EXERCISE DESCRIPTION: Each line that contains the word "title" is to be copied from the records below.

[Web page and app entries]
************

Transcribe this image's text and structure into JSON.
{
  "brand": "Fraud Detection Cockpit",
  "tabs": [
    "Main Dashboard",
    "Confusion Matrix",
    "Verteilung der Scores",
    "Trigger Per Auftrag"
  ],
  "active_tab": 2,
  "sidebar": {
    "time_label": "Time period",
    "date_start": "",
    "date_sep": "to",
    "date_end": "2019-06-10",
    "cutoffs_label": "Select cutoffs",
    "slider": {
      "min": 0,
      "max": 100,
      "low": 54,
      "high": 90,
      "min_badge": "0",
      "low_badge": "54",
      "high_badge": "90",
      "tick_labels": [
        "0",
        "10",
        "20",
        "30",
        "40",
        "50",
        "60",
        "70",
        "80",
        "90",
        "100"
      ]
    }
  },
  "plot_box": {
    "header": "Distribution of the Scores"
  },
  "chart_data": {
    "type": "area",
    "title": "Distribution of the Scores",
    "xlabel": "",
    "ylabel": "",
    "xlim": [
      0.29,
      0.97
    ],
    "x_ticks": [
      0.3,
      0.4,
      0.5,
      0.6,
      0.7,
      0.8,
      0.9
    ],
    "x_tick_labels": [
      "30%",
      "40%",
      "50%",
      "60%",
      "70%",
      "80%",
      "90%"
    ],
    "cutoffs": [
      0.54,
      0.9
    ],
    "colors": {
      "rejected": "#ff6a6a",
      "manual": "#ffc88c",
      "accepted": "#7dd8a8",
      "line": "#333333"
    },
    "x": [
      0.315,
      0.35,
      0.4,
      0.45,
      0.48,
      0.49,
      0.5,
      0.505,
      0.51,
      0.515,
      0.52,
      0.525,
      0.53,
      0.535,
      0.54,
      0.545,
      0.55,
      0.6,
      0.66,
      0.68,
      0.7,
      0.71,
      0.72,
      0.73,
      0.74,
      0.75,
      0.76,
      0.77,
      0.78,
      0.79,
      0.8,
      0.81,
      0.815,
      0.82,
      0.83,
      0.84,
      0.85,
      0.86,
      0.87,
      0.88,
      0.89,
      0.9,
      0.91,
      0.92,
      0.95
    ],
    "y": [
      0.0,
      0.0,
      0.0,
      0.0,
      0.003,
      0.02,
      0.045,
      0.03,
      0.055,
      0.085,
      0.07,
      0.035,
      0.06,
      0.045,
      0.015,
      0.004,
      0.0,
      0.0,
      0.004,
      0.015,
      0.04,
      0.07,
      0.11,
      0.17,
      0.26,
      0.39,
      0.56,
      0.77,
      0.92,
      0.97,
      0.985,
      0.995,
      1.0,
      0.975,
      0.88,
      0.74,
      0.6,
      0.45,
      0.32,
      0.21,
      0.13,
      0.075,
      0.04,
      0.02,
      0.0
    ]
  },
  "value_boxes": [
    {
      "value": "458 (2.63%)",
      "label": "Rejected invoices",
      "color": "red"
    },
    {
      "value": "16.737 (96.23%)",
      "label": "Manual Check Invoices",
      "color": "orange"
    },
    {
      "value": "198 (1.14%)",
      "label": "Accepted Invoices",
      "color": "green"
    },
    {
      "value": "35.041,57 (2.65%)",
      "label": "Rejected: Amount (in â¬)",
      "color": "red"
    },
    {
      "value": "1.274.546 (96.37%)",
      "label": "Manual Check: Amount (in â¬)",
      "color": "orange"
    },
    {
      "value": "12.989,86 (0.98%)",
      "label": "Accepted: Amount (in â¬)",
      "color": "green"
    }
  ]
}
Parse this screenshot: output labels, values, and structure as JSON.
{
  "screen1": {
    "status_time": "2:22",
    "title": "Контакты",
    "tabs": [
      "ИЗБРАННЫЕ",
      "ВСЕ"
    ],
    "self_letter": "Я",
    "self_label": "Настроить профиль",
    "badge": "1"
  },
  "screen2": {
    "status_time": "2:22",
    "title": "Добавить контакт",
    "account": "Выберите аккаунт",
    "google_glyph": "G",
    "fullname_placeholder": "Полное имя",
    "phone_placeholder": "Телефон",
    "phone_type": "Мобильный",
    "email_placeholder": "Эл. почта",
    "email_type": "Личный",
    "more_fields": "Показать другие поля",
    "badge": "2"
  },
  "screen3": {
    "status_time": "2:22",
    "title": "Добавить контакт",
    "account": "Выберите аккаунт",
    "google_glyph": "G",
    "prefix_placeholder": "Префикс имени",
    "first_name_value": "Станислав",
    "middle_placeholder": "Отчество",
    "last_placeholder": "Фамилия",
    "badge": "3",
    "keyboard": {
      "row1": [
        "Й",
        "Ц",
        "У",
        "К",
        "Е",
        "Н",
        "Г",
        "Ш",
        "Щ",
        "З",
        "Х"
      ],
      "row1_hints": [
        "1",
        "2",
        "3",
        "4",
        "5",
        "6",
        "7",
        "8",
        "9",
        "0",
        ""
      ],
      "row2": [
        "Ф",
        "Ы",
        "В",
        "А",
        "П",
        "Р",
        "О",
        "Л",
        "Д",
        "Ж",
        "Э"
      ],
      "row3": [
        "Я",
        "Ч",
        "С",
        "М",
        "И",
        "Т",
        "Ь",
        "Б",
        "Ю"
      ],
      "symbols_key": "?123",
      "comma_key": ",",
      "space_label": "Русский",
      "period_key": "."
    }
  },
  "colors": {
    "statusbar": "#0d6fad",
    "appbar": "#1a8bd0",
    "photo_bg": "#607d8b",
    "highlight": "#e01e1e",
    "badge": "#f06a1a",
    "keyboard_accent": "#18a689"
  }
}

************

WRITTEN ANSWER:
    "title": "Distribution of the Scores",
    "title": "Контакты",
    "title": "Добавить контакт",
    "title": "Добавить контакт",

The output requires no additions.